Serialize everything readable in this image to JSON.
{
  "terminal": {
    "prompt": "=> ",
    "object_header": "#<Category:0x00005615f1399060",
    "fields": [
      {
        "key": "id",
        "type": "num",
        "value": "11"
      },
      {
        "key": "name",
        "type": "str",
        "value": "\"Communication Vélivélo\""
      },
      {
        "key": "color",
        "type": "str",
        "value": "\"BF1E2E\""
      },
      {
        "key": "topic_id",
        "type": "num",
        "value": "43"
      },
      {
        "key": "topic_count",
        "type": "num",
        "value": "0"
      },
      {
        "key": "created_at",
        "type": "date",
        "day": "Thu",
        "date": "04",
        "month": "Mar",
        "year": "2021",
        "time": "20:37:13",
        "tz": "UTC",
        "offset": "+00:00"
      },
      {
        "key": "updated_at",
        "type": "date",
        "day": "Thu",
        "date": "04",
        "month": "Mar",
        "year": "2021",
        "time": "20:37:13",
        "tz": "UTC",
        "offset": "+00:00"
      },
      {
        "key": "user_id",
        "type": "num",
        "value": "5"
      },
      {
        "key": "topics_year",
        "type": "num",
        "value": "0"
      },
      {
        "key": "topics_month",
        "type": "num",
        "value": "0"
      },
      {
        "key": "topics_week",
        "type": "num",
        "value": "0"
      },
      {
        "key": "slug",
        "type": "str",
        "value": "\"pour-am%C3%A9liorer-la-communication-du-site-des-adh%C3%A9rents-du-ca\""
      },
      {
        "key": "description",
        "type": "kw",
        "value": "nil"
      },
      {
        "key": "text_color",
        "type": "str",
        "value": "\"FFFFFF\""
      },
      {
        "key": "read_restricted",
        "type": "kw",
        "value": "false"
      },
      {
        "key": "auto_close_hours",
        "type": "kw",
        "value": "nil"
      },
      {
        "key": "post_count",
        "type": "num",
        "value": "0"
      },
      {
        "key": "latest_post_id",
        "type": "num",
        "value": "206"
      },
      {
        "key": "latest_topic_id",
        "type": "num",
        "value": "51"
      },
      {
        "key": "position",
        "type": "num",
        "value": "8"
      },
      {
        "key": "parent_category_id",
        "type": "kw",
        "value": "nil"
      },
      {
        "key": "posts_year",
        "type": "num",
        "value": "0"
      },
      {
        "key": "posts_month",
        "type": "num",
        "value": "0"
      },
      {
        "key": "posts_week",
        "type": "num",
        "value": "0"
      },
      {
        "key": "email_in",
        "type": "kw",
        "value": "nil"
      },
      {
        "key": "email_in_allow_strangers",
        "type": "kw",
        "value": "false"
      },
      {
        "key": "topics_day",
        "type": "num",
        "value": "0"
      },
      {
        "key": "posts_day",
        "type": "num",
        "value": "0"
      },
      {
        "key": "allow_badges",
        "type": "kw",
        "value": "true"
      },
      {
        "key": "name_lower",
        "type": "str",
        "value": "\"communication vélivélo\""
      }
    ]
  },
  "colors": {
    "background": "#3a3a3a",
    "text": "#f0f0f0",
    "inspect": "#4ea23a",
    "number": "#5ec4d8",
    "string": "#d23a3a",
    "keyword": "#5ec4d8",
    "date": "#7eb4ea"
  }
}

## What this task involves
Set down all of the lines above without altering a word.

## Problem solution
Serialize everything readable in this image to JSON.
{
  "terminal": {
    "prompt": "=> ",
    "object_header": "#<Category:0x00005615f1399060",
    "fields": [
      {
        "key": "id",
        "type": "num",
        "value": "11"
      },
      {
        "key": "name",
        "type": "str",
        "value": "\"Communication Vélivélo\""
      },
      {
        "key": "color",
        "type": "str",
        "value": "\"BF1E2E\""
      },
      {
        "key": "topic_id",
        "type": "num",
        "value": "43"
      },
      {
        "key": "topic_count",
        "type": "num",
        "value": "0"
      },
      {
        "key": "created_at",
        "type": "date",
        "day": "Thu",
        "date": "04",
        "month": "Mar",
        "year": "2021",
        "time": "20:37:13",
        "tz": "UTC",
        "offset": "+00:00"
      },
      {
        "key": "updated_at",
        "type": "date",
        "day": "Thu",
        "date": "04",
        "month": "Mar",
        "year": "2021",
        "time": "20:37:13",
        "tz": "UTC",
        "offset": "+00:00"
      },
      {
        "key": "user_id",
        "type": "num",
        "value": "5"
      },
      {
        "key": "topics_year",
        "type": "num",
        "value": "0"
      },
      {
        "key": "topics_month",
        "type": "num",
        "value": "0"
      },
      {
        "key": "topics_week",
        "type": "num",
        "value": "0"
      },
      {
        "key": "slug",
        "type": "str",
        "value": "\"pour-am%C3%A9liorer-la-communication-du-site-des-adh%C3%A9rents-du-ca\""
      },
      {
        "key": "description",
        "type": "kw",
        "value": "nil"
      },
      {
        "key": "text_color",
        "type": "str",
        "value": "\"FFFFFF\""
      },
      {
        "key": "read_restricted",
        "type": "kw",
        "value": "false"
      },
      {
        "key": "auto_close_hours",
        "type": "kw",
        "value": "nil"
      },
      {
        "key": "post_count",
        "type": "num",
        "value": "0"
      },
      {
        "key": "latest_post_id",
        "type": "num",
        "value": "206"
      },
      {
        "key": "latest_topic_id",
        "type": "num",
        "value": "51"
      },
      {
        "key": "position",
        "type": "num",
        "value": "8"
      },
      {
        "key": "parent_category_id",
        "type": "kw",
        "value": "nil"
      },
      {
        "key": "posts_year",
        "type": "num",
        "value": "0"
      },
      {
        "key": "posts_month",
        "type": "num",
        "value": "0"
      },
      {
        "key": "posts_week",
        "type": "num",
        "value": "0"
      },
      {
        "key": "email_in",
        "type": "kw",
        "value": "nil"
      },
      {
        "key": "email_in_allow_strangers",
        "type": "kw",
        "value": "false"
      },
      {
        "key": "topics_day",
        "type": "num",
        "value": "0"
      },
      {
        "key": "posts_day",
        "type": "num",
        "value": "0"
      },
      {
        "key": "allow_badges",
        "type": "kw",
        "value": "true"
      },
      {
        "key": "name_lower",
        "type": "str",
        "value": "\"communication vélivélo\""
      }
    ]
  },
  "colors": {
    "background": "#3a3a3a",
    "text": "#f0f0f0",
    "inspect": "#4ea23a",
    "number": "#5ec4d8",
    "string": "#d23a3a",
    "keyword": "#5ec4d8",
    "date": "#7eb4ea"
  }
}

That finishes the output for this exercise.